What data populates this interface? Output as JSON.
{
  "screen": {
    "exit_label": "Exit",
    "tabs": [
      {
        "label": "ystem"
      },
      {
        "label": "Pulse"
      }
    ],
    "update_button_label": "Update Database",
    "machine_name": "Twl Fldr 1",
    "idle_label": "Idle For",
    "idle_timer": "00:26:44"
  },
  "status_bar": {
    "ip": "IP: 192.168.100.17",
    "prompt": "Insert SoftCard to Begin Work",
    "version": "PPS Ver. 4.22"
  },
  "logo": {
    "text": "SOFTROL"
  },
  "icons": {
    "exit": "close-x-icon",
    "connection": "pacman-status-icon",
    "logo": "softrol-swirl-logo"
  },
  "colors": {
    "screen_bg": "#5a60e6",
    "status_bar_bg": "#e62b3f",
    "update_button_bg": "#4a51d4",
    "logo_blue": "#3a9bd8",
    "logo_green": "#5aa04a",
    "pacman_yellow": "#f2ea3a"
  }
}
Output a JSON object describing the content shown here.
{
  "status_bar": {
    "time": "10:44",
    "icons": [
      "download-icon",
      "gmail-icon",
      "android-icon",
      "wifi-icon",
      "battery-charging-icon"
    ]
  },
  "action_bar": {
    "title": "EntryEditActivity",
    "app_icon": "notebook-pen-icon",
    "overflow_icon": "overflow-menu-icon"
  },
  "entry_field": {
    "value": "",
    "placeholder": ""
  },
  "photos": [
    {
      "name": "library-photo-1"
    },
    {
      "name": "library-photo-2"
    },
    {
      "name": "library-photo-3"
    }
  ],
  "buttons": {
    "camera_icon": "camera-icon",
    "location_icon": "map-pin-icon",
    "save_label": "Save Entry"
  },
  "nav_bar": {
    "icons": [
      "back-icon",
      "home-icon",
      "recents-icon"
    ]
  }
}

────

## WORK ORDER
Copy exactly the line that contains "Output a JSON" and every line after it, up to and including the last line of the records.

## RESPONSE
Output a JSON object describing the content shown here.
{
  "status_bar": {
    "time": "10:44",
    "icons": [
      "download-icon",
      "gmail-icon",
      "android-icon",
      "wifi-icon",
      "battery-charging-icon"
    ]
  },
  "action_bar": {
    "title": "EntryEditActivity",
    "app_icon": "notebook-pen-icon",
    "overflow_icon": "overflow-menu-icon"
  },
  "entry_field": {
    "value": "",
    "placeholder": ""
  },
  "photos": [
    {
      "name": "library-photo-1"
    },
    {
      "name": "library-photo-2"
    },
    {
      "name": "library-photo-3"
    }
  ],
  "buttons": {
    "camera_icon": "camera-icon",
    "location_icon": "map-pin-icon",
    "save_label": "Save Entry"
  },
  "nav_bar": {
    "icons": [
      "back-icon",
      "home-icon",
      "recents-icon"
    ]
  }
}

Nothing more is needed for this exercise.